Immanuel Kant wrote in the Groundwork for the Metaphysics of Morals, “Act as though the maxim of your action were to become, through your will, a universal law of nature.”
Kant, like several other enlightenment thinkers, believed that there were certain principles that could be arrived at apriori (prior to experience, theoretically), that were independent of the subjectivity that experience brings to our worldview. To Kant, reason was a tool that all human beings possessed, which could lead them to an unquestionable, universally acceptable moral code. To put it crudely, Kant believed that by exercising rationality, we could all come to the same conclusions as to what is good and right (what ought to be a “universal law of nature”), and what isn’t.
Philosophy, over time, has moved on to recognize subjectivity, embracing experience and questioning long held notions of “truth.” Yet in practice, rationalizing complex situations in abstraction seems to be the predominant method of decision making, even today.
In my two semesters at the MDP program, morals, ideals and their relationship to development work have been discussed extensively. We seem to largely agree that one of the biggest mistakes that development practitioners seem to make, time and again, is determining in a vacuum what communities want and need, without any real input from the community or a real understanding of its particularities. Who are we to impose our values on people whose lives we are so removed from that we cannot hope to understand their perspective from afar? We live our academic lives in a world of P Values and regressions, not always realizing that at the core of everything we do is a set of firmly held ideals that we are usually unwilling to compromise; ideals that may be different from those of the communities with whom we hope to work.
It’s important to understand that these ideals are constructed and are not universally accepted. They are what we have come to possess as the result of the kind of education we received and the environment in which we grew up. One may argue that some things (scientific facts, for example) are objective truths, and that with the “right” kind of education and exposure to the “right” kind of information, all human beings will recognize them to be true. However, the question that remains is: are we justified in imposing our values and ideals (irrespective of their validity) on communities that function with a different set of values and ideals?

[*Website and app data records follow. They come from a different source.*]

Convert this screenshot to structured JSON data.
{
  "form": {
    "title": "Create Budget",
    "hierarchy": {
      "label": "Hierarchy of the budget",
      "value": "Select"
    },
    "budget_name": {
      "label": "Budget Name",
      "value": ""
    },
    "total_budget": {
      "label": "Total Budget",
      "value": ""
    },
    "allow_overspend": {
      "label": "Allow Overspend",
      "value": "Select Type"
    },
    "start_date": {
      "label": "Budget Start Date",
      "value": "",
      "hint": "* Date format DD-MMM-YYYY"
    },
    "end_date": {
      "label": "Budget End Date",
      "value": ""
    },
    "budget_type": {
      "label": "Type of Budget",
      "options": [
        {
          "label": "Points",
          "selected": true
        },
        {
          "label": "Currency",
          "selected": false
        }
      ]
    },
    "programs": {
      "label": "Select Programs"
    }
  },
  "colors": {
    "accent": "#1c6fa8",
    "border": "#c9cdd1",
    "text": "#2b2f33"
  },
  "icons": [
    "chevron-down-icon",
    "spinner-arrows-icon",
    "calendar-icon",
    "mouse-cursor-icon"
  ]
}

I am of the opinion that imposition is almost never justified; and even if it is justifiable, never fruitful. As development practitioners, it is important for us to relinquish the goal of ensuring that communities live a life deemed suitable by our standards, and instead move into a paradigm where our job is to ensure that all members of the communities we work with are empowered to make their own decisions about how to live their life. We are responsible for building the capabilities of community members and providing them with a fair opportunity to achieve whatever it is they might want to. If there are internal hierarchies within communities, or systems that we perceive to be unfair, we cannot hope to rectify them by assuming some sort of authority over community members and dictating what they must do. The only way to bring about change effectively is to bring about change from within, rather than imposing it from the outside.
For this reason, the definition given to development by Amartya Sen appeals to me greatly. Sen defines development as the expansion of the freedoms and capabilities for human beings. Development, by this definition, requires individuals to be given the access, opportunity and ability to aspire to and achieve the things they value.
There is a need to move away from measuring development by income, assets or even happiness, and towards measuring it by the extent of empowerment and the expansion of capabilities and opportunities. I expect that actualizing this change is one of the biggest professional challenges we will face in the coming years.